HomeAbout UsFAQsResourcesBankruptcy BlogContact Us
Southern California Law Advocates, P.C.
Bankruptcy Information Center
Chapter 7
Chapter 13
How to File for Bankruptcy
Bankruptcy Information
Remove Second Mortgage
Foreclosure Defense
Stop Wage Garnishments in California
Asset Protection
Bankruptcy Myths
722 Redemption
Bankruptcy Terms
Abogados de Bancarrota
Credit Reports
Credit Score After Bankruptcy
Debt Collection
Debt Collection Laws
Debt Consolidation & Settlement
Discharging Your Debts
Free Bankruptcy Filing
How Often Can You File?
Non-Dischargeable Debts
Student Loans & Bankruptcy
Taxes and Bankruptcy
 
Corona
Hemet
Long Beach
Los Angeles
Moreno Valley
Murrieta
Orange County
Riverside
Temecula
Contact Us
Name:
Email:
Phone:
Message:

Bankruptcy Myths and Lies
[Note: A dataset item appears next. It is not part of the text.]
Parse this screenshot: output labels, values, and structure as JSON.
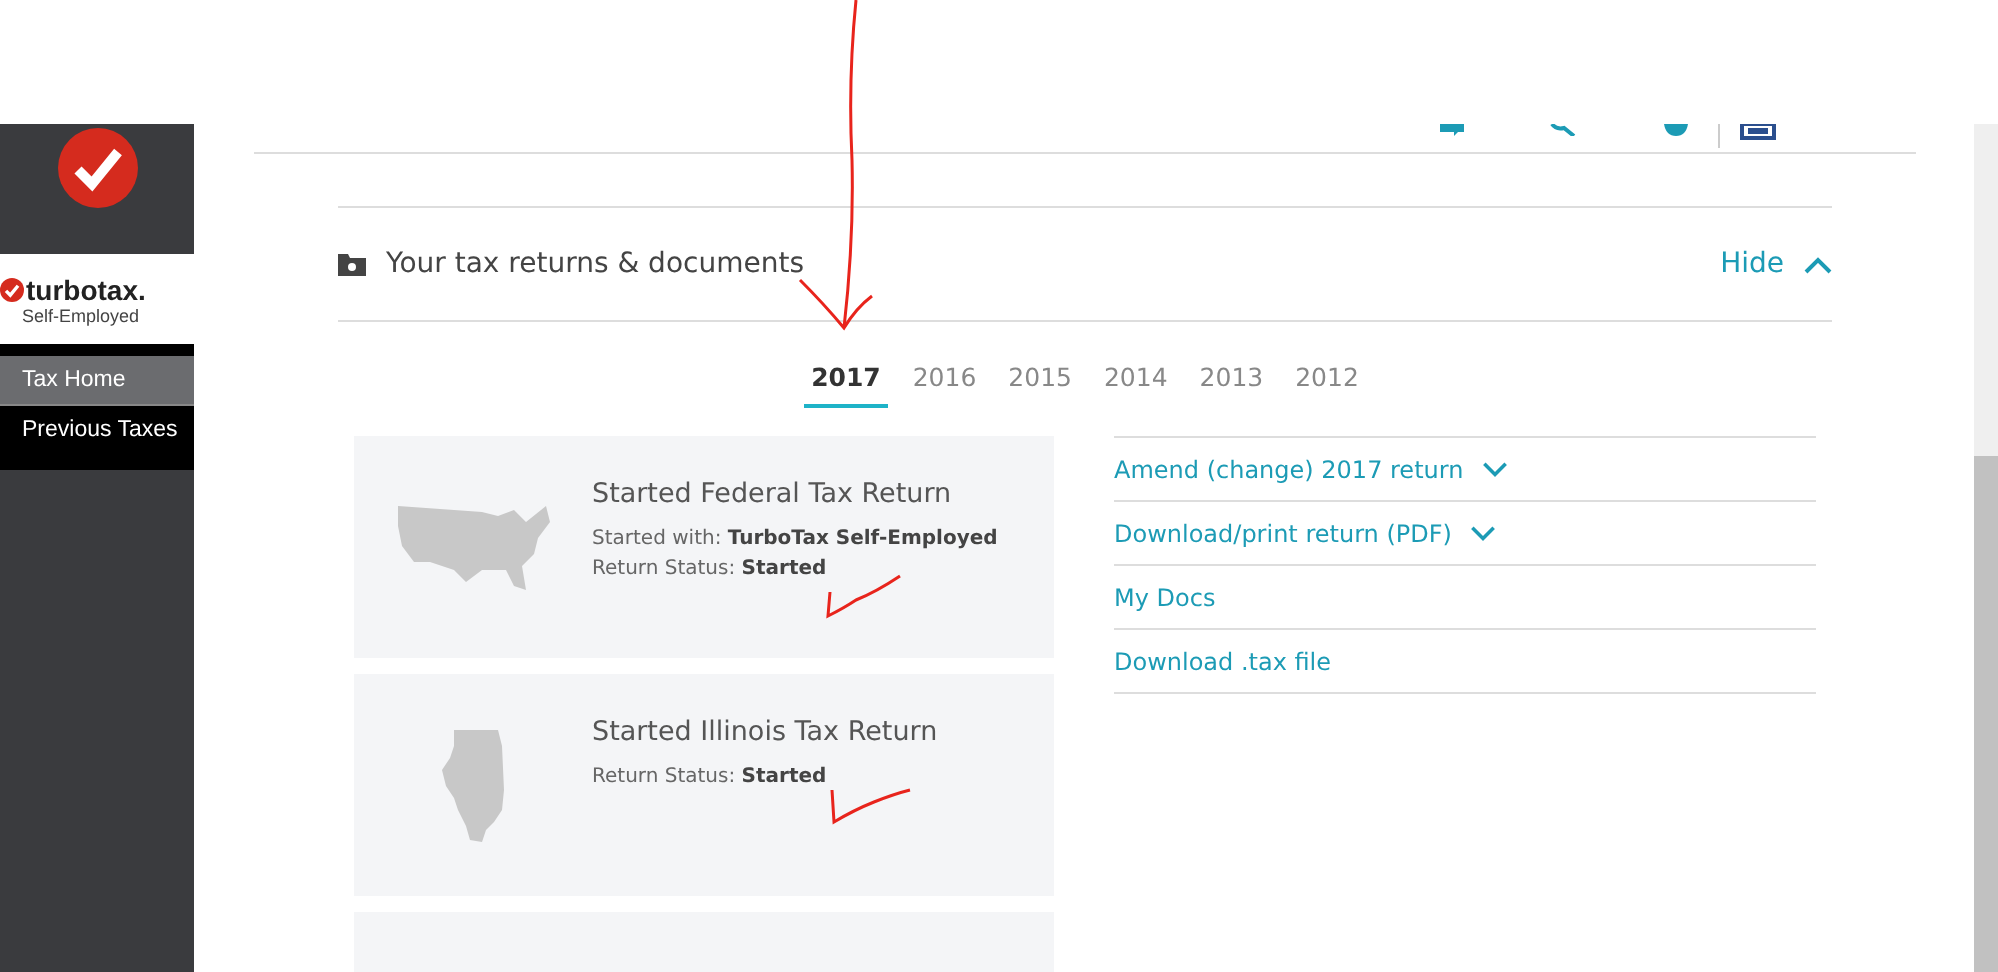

Many people avoid filing for bankruptcy, when they should, because of the incorrect information they have received from friends, family and media about bankruptcy. This misinformation usually stops people from seeking the assistance of a bankruptcy lawyer who can help them understand how bankruptcy can help their situation. We have compiled a list of common concerns and myths that stop many people from seeking the help of a bankruptcy attorney.
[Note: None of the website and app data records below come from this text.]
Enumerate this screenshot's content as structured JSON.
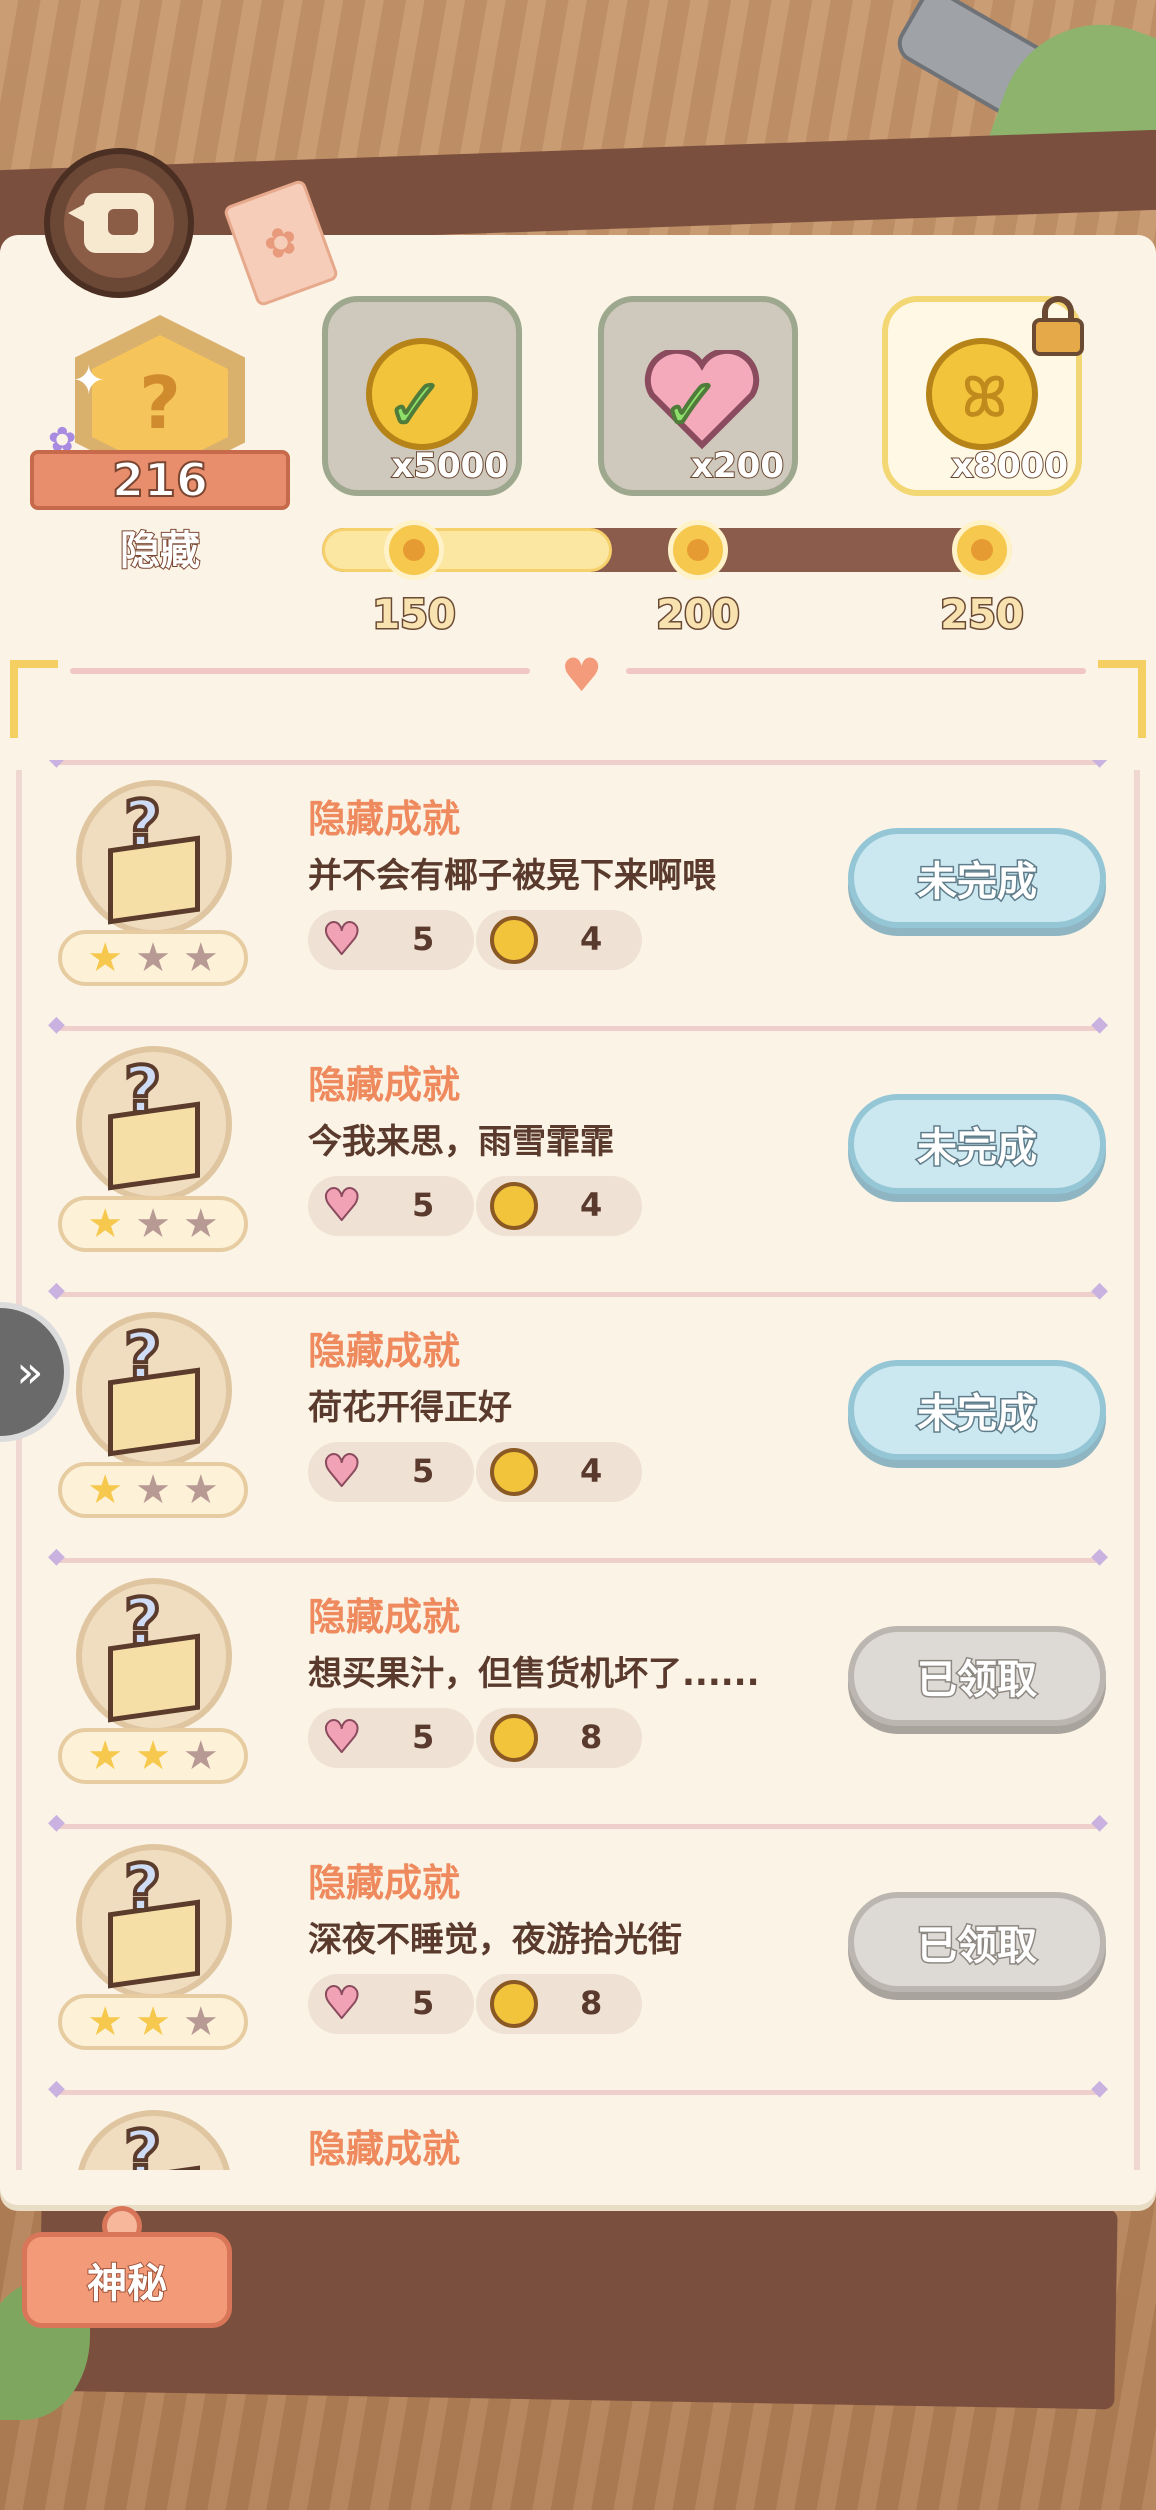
{
  "header": {
    "back_icon": "back-arrow-icon"
  },
  "hidden_badge": {
    "count": "216",
    "label": "隐藏"
  },
  "rewards": [
    {
      "qty": "x5000",
      "icon": "coin-icon",
      "state": "claimed"
    },
    {
      "qty": "x200",
      "icon": "heart-icon",
      "state": "claimed"
    },
    {
      "qty": "x8000",
      "icon": "bunny-coin-icon",
      "state": "locked"
    }
  ],
  "progress": {
    "milestones": [
      "150",
      "200",
      "250"
    ],
    "fill_fraction": 0.42
  },
  "achievements": [
    {
      "title": "隐藏成就",
      "desc": "并不会有椰子被晃下来啊喂",
      "hearts": "5",
      "coins": "4",
      "stars_on": 1,
      "status": "未完成",
      "state": "pending"
    },
    {
      "title": "隐藏成就",
      "desc": "今我来思，雨雪霏霏",
      "hearts": "5",
      "coins": "4",
      "stars_on": 1,
      "status": "未完成",
      "state": "pending"
    },
    {
      "title": "隐藏成就",
      "desc": "荷花开得正好",
      "hearts": "5",
      "coins": "4",
      "stars_on": 1,
      "status": "未完成",
      "state": "pending"
    },
    {
      "title": "隐藏成就",
      "desc": "想买果汁，但售货机坏了......",
      "hearts": "5",
      "coins": "8",
      "stars_on": 2,
      "status": "已领取",
      "state": "done"
    },
    {
      "title": "隐藏成就",
      "desc": "深夜不睡觉，夜游拾光街",
      "hearts": "5",
      "coins": "8",
      "stars_on": 2,
      "status": "已领取",
      "state": "done"
    },
    {
      "title": "隐藏成就"
    }
  ],
  "side_tab": {
    "icon": "double-chevron-right-icon"
  },
  "mystery_button": {
    "label": "神秘"
  }
}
Bankruptcy Concerns

1. Can I keep my home if I file for bankruptcy?

If are current on your mortgage payments and their is no equity in your home, then generally you can keep your home when you file for bankruptcy. If you are behind in your mortgage payments then Chapter 13 bankruptcy may be available to help you catch up on your payments and keep your home.

Even when your home has equity in most instances the equity can be protected in a bankruptcy and you can keep your home.

2. Can I keep my car if I file for bankruptcy?

If you are making payments on your vehicle, in most instances as long as you continue to make your payments on your vehicle and sign a reaffirmation agreement, you will generally get to keep your vehicle. If your vehicle is paid in full, in most circumstances we can protect the equity in your vehicle.

3. Will my credit be ruined for the next 10 years if I file for bankruptcy?

Although a Chapter 7 and 13 can legally remain on your credit report for 10 years, this does not mean that your credit will be ruined for the next 10 years. Most people are able to get their credit score to a good level, after 3 years

4. Will my clothes, furnishings, and household goods be taken away if I file?

In the majority of cases your household goods and furnishings will not be touched by the bankruptcy court or your creditors. These items are generally protected by California bankruptcy exemptions which stop creditors from using these items to satisfy the debts.

5. If I file for bankruptcy and get a discharge, will they be able to ask for payment in the future?

If you provided accurate and nonfradulent information on yoru bankruptcy petition and obtained a discharge from the bankruptcy court, then creditors cannot seek to collect on any debts that were discharged in the bankruptcy case, once the case is closed.

6. Will I be able to obtain credit after I file?

Most people have no problems obtaining a credit cards after filing for bankruptcy. In fact there is an industry of companies that cater specifically to extending credit to people who have filed for bankruptcy.

7. Is it unethical and immoral file for bankruptcy?

Federal bankruptcy law was created specifically to help people in situations where they cannot afford to pay their debts back. There is nothing unethical or immoral about using federally established law to legally eliminate your debts. In fact it shows good character, that you are willing to take action to resolve your financial situation.

8. I will not be able to purchase a home if I file for bankruptcy?

Generally most individuals who have filed for Chapter 7 bankruptcy, are able to qualify to purchase a home after 3-4 years. In Chapter 13 bankrutpcy you will have to seek the permission of the court if the bankruptcy case is still pending.

9. I recently moved to California, do I have to file for bankruptcy in the state I moved from?

Federal venue rules allow you to file for bankruptcy where you have resided for the greater part of the 180 days prior to filing for bankruptcy. This means that you can have resided in California for as little as 91 days and you can file for bankruptcy in the California.

Southern California Bankruptcy Attorneys | Contact Us | Site Map | Privacy Policy

The information on this website is for general information purposes only. Nothing on this site should be taken as legal
advice for any individual case or situation. This information is not intended to create, and receipt or viewing does not constitute, an attorney-client relationship.